▸ REQUIRED WORK:
Go through the material and copy every line in which "true" appears.

..............................

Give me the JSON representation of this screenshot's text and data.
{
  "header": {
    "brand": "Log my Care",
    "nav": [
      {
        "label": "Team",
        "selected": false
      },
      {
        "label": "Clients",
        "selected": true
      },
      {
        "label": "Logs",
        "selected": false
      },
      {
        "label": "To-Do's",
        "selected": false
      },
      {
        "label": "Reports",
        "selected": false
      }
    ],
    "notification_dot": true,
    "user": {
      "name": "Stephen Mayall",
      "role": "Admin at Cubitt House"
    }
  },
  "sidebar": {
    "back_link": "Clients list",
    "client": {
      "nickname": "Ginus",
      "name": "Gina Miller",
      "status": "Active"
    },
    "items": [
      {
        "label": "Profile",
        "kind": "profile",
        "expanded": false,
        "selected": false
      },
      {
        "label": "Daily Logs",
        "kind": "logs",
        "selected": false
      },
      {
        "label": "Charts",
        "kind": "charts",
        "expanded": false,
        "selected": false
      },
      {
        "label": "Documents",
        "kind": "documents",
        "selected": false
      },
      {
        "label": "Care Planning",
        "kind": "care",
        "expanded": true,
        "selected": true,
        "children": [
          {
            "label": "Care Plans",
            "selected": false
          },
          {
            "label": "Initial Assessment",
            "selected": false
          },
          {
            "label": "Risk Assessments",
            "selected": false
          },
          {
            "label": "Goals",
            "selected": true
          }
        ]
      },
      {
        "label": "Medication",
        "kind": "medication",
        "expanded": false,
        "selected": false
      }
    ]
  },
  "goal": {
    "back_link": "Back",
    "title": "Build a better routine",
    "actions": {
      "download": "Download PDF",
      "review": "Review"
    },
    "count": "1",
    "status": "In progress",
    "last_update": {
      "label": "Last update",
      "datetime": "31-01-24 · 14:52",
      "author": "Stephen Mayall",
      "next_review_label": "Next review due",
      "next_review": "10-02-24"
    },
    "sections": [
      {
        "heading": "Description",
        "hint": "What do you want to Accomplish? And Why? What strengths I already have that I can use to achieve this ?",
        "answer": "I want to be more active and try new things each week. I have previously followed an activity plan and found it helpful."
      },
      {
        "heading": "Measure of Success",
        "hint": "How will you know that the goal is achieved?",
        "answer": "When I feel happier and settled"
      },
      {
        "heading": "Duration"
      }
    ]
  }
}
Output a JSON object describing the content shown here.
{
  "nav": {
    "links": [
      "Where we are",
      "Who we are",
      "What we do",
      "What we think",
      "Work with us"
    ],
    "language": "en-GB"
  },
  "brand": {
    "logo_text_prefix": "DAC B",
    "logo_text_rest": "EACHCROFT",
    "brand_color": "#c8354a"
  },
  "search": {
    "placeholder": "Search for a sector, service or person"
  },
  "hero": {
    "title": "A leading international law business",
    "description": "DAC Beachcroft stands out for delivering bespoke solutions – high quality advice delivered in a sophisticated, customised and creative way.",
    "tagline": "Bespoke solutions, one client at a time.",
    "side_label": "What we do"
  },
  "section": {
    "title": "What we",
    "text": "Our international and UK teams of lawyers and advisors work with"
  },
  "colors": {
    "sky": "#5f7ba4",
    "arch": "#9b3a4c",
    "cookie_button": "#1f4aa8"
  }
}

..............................

▸ RESULT:
        "selected": true
    "notification_dot": true,
        "expanded": true,
        "selected": true,
            "selected": true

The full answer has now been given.